**** Data to process ****

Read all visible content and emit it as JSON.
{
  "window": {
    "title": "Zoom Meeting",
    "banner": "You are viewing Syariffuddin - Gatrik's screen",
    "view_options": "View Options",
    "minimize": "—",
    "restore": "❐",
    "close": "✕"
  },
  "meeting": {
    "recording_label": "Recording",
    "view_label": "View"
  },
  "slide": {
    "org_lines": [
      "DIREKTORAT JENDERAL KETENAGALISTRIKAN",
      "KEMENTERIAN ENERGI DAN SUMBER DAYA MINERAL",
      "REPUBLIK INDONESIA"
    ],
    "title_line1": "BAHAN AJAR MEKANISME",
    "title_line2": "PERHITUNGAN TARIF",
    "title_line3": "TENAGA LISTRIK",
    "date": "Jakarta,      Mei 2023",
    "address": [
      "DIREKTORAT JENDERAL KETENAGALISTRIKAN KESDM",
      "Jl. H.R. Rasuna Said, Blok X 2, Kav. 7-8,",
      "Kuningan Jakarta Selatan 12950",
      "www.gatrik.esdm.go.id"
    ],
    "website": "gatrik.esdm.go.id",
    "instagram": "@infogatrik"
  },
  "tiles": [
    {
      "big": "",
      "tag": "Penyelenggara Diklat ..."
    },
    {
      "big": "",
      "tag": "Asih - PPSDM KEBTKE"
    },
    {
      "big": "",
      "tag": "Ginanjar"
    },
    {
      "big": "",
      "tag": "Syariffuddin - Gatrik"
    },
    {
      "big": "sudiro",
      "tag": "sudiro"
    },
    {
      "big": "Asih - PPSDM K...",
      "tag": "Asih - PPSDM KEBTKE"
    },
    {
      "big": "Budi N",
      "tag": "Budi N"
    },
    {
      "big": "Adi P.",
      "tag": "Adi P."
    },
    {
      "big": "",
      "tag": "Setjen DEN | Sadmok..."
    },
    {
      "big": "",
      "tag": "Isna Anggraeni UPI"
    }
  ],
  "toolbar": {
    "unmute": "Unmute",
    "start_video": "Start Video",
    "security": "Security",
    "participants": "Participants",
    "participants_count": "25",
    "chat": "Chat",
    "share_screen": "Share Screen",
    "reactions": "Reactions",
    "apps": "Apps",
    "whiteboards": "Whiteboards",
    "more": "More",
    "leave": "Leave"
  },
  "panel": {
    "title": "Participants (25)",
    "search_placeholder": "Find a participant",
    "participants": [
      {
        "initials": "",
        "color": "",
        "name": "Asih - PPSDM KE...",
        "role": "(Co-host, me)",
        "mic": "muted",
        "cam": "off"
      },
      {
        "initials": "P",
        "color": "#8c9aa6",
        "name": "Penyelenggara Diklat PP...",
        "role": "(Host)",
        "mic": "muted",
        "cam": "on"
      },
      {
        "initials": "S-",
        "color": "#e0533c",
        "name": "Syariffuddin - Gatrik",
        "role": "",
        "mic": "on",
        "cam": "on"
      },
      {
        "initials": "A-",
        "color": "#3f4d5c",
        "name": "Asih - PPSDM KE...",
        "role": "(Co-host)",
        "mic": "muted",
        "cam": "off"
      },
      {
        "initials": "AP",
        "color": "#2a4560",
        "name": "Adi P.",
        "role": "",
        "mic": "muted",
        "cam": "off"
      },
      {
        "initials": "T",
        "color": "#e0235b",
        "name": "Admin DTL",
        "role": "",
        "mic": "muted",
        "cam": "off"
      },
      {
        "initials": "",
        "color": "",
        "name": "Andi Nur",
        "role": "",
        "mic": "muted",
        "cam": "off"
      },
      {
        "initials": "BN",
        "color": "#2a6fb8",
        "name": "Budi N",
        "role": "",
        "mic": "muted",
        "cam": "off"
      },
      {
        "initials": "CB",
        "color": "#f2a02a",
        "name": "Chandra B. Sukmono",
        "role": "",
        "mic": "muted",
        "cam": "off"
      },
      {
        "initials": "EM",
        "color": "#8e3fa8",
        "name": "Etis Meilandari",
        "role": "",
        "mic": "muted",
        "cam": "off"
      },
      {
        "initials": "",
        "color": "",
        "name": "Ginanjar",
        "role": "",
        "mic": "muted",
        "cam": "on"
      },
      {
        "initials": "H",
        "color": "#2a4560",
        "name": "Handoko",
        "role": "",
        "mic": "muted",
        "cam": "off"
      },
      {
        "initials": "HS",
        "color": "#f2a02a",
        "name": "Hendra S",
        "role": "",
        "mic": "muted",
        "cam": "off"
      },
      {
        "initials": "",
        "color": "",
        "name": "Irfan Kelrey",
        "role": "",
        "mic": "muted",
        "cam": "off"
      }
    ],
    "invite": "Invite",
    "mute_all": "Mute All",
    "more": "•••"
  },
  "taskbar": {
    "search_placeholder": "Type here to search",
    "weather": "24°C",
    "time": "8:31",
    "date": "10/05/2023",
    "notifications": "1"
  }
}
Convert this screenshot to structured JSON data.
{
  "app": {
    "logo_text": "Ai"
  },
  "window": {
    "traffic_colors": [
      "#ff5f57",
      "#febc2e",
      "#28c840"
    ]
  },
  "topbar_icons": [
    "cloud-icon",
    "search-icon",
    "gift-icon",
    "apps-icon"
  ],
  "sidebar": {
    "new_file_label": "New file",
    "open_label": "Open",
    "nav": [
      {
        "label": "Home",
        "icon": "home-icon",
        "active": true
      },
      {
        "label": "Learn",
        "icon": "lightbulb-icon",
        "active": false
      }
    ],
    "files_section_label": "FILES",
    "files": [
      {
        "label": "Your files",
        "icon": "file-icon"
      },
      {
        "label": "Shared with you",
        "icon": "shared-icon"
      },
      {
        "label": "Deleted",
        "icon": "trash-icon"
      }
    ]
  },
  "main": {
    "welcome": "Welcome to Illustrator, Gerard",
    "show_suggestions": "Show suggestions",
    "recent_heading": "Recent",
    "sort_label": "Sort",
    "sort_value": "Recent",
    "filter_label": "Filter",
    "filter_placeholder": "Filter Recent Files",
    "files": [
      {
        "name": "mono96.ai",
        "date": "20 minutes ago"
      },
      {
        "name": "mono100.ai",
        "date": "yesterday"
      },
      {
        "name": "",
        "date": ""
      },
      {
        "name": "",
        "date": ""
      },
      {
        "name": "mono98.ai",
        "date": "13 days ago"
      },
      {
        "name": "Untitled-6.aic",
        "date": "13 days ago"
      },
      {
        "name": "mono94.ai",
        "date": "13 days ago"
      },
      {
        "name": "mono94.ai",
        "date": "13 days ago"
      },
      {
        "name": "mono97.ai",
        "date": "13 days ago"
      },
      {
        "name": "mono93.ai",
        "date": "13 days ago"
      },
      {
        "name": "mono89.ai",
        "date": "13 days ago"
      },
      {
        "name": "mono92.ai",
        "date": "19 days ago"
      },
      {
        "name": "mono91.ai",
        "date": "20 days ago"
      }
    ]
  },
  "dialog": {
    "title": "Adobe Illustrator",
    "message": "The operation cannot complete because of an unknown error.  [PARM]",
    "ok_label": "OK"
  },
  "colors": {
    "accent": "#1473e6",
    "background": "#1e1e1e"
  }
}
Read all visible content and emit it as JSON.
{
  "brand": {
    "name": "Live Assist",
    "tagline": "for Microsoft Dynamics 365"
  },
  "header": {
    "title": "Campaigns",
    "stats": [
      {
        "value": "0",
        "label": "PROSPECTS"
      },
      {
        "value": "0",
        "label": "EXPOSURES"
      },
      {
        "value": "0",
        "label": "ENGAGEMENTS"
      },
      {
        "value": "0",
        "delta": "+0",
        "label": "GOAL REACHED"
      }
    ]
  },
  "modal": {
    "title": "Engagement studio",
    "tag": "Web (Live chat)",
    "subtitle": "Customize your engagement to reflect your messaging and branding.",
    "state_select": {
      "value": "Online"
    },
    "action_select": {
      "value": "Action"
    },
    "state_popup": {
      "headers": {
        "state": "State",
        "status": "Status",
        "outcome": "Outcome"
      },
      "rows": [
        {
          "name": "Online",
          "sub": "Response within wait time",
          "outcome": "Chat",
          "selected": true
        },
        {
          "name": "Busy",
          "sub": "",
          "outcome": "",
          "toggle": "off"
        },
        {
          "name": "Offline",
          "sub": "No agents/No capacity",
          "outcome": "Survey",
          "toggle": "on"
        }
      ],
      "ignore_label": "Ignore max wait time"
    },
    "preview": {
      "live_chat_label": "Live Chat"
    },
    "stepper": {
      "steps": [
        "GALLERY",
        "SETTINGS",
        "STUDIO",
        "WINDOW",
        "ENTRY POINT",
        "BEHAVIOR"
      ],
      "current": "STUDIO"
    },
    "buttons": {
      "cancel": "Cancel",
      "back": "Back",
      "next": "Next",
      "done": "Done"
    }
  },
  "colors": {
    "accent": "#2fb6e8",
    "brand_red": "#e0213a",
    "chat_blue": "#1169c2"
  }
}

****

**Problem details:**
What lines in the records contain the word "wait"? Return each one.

**Exercise solution:**
          "sub": "Response within wait time",
      "ignore_label": "Ignore max wait time"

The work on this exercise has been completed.